Designed infiltration of stormwater is highly encouraged and generally preferred by regulatory agencies and stormwater practitioners. However, under certain conditions designed infiltration of stormwater presents an unacceptable risk to groundwater. Section 16 of the Construction Stormwater permit includes several prohibitions to infiltration of stormwater.
Infiltration is prohibited when the infiltration system will be constructed in
Each of these is discussed in greater detail below.
Vehicle fueling areas represent a relatively high risk for spills involving highly mobile and toxic chemicals. Gasoline compounds in particular are mobile and contain chemicals that represent a significant risk to human health and the environment (e.g. benzene). Standard designs for infiltration practices will not be adequate to treat runoff with high concentrations of these chemicals and the chemicals will readily leach through the underlying soil, thus representing a risk to groundwater. For more information, see the section on potential stormwater hotspots.
Stormwater infiltrating below an infiltration practice may require additional treatment even after passing through the media or soil in the infiltration practice. The distance needed to provide adequate treatment varies with soil and pollutants in the infiltrating water. For example, soils with high clay or organic matter contents typically retain pollutants better than sandy soils having little organic matter. A separation distance of 3 feet is commonly used for other types of infiltrating water, such as water infiltrating from a septic drain field. A separation distance of 5 feet is recommended, particularly in sandy soils, but a minimum of 3 feet separation from either bedrock or the seasonally high water table is required. For more information see the pages on shallow soils and depth to bedrock and shallow groundwater.
Infiltration is prohibited at certain industrial facilities where infiltration represents a potential risk for groundwater contamination. This prohibition exists for 5 Standard Industry Code (SIC) sectors.
Although the prohibition on infiltration at these sites does not apply to infiltration practices operating prior to April 5, 2010, the prohibition in the construction stormwater permit applies to all facilities operating under these 5 sectors. Infiltration is not allowed at any site receiving stormwater discharges from a facility operating within one of these 5 sectors. For more information, see the page on stormwater infiltration at permitted stormwater industrial sites.
Infiltrating stormwater that passes through contaminated soils or comes into contact with contaminated groundwater has a high potential to mobilize those contaminants. In addition to representing a risk to human health and the environment, mobilizing contaminants creates legal liability risks for the owner and operator of the infiltration facility. It is difficult to define what high levels of contaminants are and it is often difficult to determine if infiltration will come into contact with contaminated soil or groundwater. An example of a site where infiltration is prohibited is shown on the right.
D soils have very low infiltration rates (0.06 inches per hour in the manual). Over a 48 hour drawdown period, a soil with an infiltration rate of 0.06 inches per hour would only infiltrate 2.88 inches of water.

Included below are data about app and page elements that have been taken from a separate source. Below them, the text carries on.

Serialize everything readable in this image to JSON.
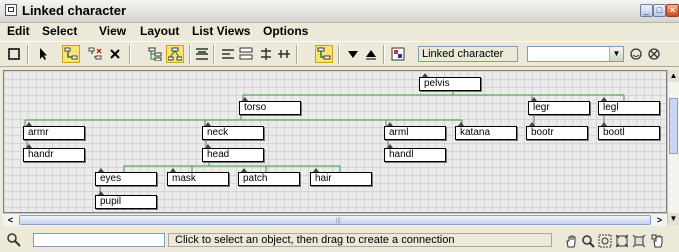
{
  "window": {
    "title": "Linked character"
  },
  "menu": [
    "Edit",
    "Select",
    "View",
    "Layout",
    "List Views",
    "Options"
  ],
  "toolbar": {
    "name_field": "Linked character",
    "combo_value": "",
    "icons": [
      "display-floater-icon",
      "select-icon",
      "connect-icon",
      "unlink-icon",
      "delete-icon",
      "hierarchy-mode-icon",
      "references-mode-icon",
      "arrange-icon",
      "align-left-icon",
      "align-center-icon",
      "align-right-icon",
      "tree-icon",
      "spread-icon",
      "filter-icon",
      "shrink-icon",
      "expand-icon",
      "name-field-icon",
      "rename-icon",
      "reset-icon"
    ]
  },
  "graph": {
    "nodes": [
      {
        "label": "pelvis"
      },
      {
        "label": "torso"
      },
      {
        "label": "legr"
      },
      {
        "label": "legl"
      },
      {
        "label": "armr"
      },
      {
        "label": "neck"
      },
      {
        "label": "arml"
      },
      {
        "label": "katana"
      },
      {
        "label": "bootr"
      },
      {
        "label": "bootl"
      },
      {
        "label": "handr"
      },
      {
        "label": "head"
      },
      {
        "label": "handl"
      },
      {
        "label": "eyes"
      },
      {
        "label": "mask"
      },
      {
        "label": "patch"
      },
      {
        "label": "hair"
      },
      {
        "label": "pupil"
      }
    ]
  },
  "status": {
    "input_value": "",
    "message": "Click to select an object, then drag to create a connection"
  },
  "colors": {
    "link_line": "#3d9a3d",
    "highlight": "#f8e27a"
  }
}
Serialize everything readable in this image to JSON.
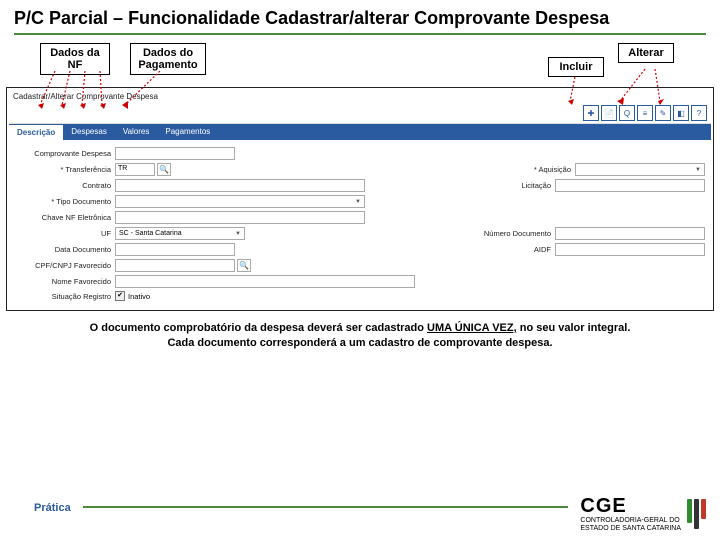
{
  "slide": {
    "title": "P/C Parcial – Funcionalidade Cadastrar/alterar Comprovante Despesa"
  },
  "labels": {
    "nf": "Dados da NF",
    "pagamento": "Dados do Pagamento",
    "incluir": "Incluir",
    "alterar": "Alterar"
  },
  "app": {
    "window_title": "Cadastrar/Alterar Comprovante Despesa",
    "tabs": {
      "descricao": "Descrição",
      "despesas": "Despesas",
      "valores": "Valores",
      "pagamentos": "Pagamentos"
    },
    "fields": {
      "comprovante_despesa": "Comprovante Despesa",
      "transferencia": "* Transferência",
      "transferencia_value": "TR",
      "contrato": "Contrato",
      "tipo_documento": "* Tipo Documento",
      "chave_nf": "Chave NF Eletrônica",
      "uf": "UF",
      "uf_value": "SC - Santa Catarina",
      "data_documento": "Data Documento",
      "cpf_cnpj": "CPF/CNPJ Favorecido",
      "nome_favorecido": "Nome Favorecido",
      "situacao": "Situação Registro",
      "situacao_value": "Inativo",
      "aquisicao": "* Aquisição",
      "licitacao": "Licitação",
      "numero_documento": "Número Documento",
      "aidf": "AIDF"
    },
    "toolbar": {
      "t1": "✚",
      "t2": "📄",
      "t3": "Q",
      "t4": "≡",
      "t5": "✎",
      "t6": "◧",
      "t7": "?"
    }
  },
  "note": {
    "line1_a": "O documento comprobatório da despesa deverá ser cadastrado ",
    "line1_b": "UMA ÚNICA VEZ,",
    "line1_c": " no seu valor integral.",
    "line2": "Cada documento  corresponderá a um cadastro de comprovante despesa."
  },
  "footer": {
    "practice": "Prática",
    "logo_big": "CGE",
    "logo_small1": "CONTROLADORIA-GERAL DO",
    "logo_small2": "ESTADO DE SANTA CATARINA"
  }
}
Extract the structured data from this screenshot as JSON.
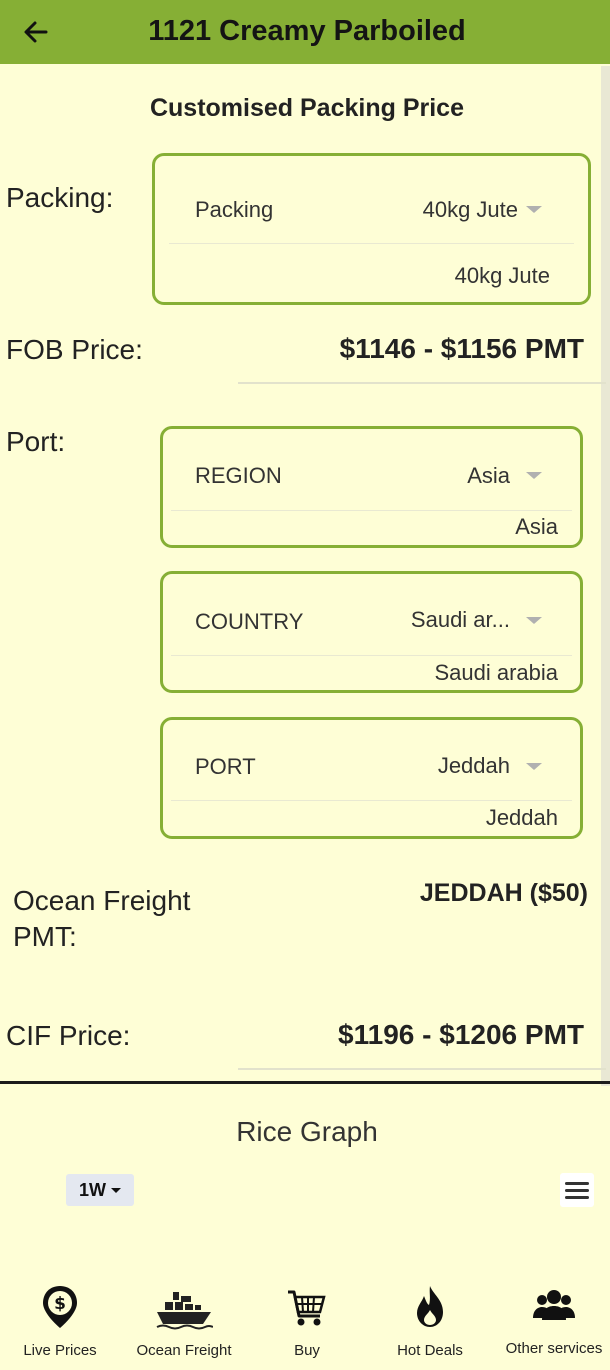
{
  "header": {
    "title": "1121 Creamy Parboiled",
    "back_icon": "arrow-left-icon"
  },
  "section_title": "Customised Packing Price",
  "packing": {
    "label": "Packing:",
    "select_label": "Packing",
    "select_value": "40kg Jute",
    "current": "40kg Jute"
  },
  "fob": {
    "label": "FOB Price:",
    "value": "$1146 - $1156 PMT"
  },
  "port": {
    "label": "Port:",
    "region": {
      "label": "REGION",
      "value": "Asia",
      "current": "Asia"
    },
    "country": {
      "label": "COUNTRY",
      "value": "Saudi ar...",
      "current": "Saudi arabia"
    },
    "port": {
      "label": "PORT",
      "value": "Jeddah",
      "current": "Jeddah"
    }
  },
  "ocean_freight": {
    "label_line1": "Ocean Freight",
    "label_line2": "PMT:",
    "value": "JEDDAH ($50)"
  },
  "cif": {
    "label": "CIF Price:",
    "value": "$1196 - $1206 PMT"
  },
  "graph": {
    "title": "Rice Graph",
    "range": "1W",
    "menu_icon": "hamburger-menu-icon"
  },
  "nav": {
    "items": [
      {
        "label": "Live Prices",
        "icon": "dollar-pin-icon"
      },
      {
        "label": "Ocean Freight",
        "icon": "ship-icon"
      },
      {
        "label": "Buy",
        "icon": "cart-icon"
      },
      {
        "label": "Hot Deals",
        "icon": "fire-icon"
      },
      {
        "label": "Other services",
        "icon": "users-icon"
      }
    ]
  },
  "colors": {
    "accent": "#86af35",
    "background": "#fefed6"
  }
}
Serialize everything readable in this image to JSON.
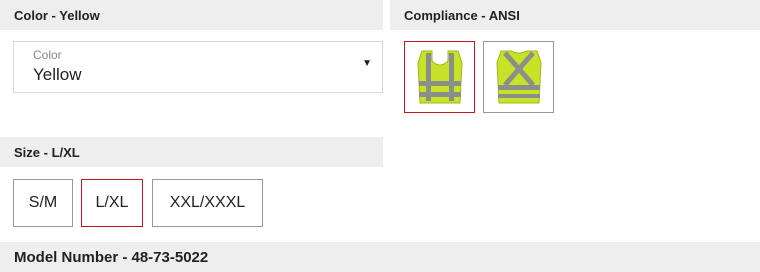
{
  "color_section": {
    "header": "Color - Yellow",
    "select_label": "Color",
    "select_value": "Yellow"
  },
  "compliance_section": {
    "header": "Compliance - ANSI",
    "options": [
      {
        "icon": "safety-vest-front-icon",
        "selected": true
      },
      {
        "icon": "safety-vest-back-x-icon",
        "selected": false
      }
    ]
  },
  "size_section": {
    "header": "Size - L/XL",
    "options": [
      {
        "label": "S/M",
        "selected": false
      },
      {
        "label": "L/XL",
        "selected": true
      },
      {
        "label": "XXL/XXXL",
        "selected": false
      }
    ]
  },
  "model_section": {
    "header": "Model Number - 48-73-5022"
  },
  "colors": {
    "vest": "#c8e227",
    "stripe": "#8a8f8a",
    "selected_border": "#c4161c",
    "header_bg": "#eeeeee"
  }
}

Consequently, infiltration practices, such as bioinfiltration, permeable pavement with no underdrain, and infiltration basins are not feasible. Low infiltration rates result in extended surface ponding of water, which may damage vegetation, lead to mosquito breeding, damage soil structure, and reduce pollutant treatment by the BMP.
Active karst is defined as a terrain having distinctive landforms and hydrology created primarily from the dissolution of soluble rocks within 50 feet of the land surface [Minn. R. 7090]. A site with active karst has the greatest potential for development of a sinkhole below a BMP. Sinkholes can lead to catastrophic failure of a BMP. In addition, focused infiltration and recharge that results from collecting and infiltrating large amounts of stormwater at a discrete site can enhance sinkhole development. Infiltration practices must therefore be a minimum of 1000 feet upgradient or 100 feet downgradient of active karst. This diminishes the likelihood that the infiltration practice will contribute to sinkhole development. For more information, read the section on karst.
A Drinking Water Supply Management Area (DWSMA) is the surface and subsurface area surrounding a public water supply well, including the wellhead protection area, that must be managed by the entity identified in a wellhead protection plan. Because stormwater infiltrating through soil may reach groundwater and impact an aquifer containing a public supply well, infiltration is prohibited within a DWSMA under the following conditions:
For more information see the section on stormwater and wellhead protection.
Soils with very high infiltration rates have limited ability to attenuate pollutants since water is moving rapidly through the soil. A value of greater than 8.3 inches per hour is used to identify soils where infiltration is prohibited. These will typically be well sorted medium- to coarse-sands and gravels. These soils typically have low concentrations of organic matter, which makes them further susceptible to pollutant leaching. These soils must be amended to slow the infiltration rate below 8.3 inches per hour.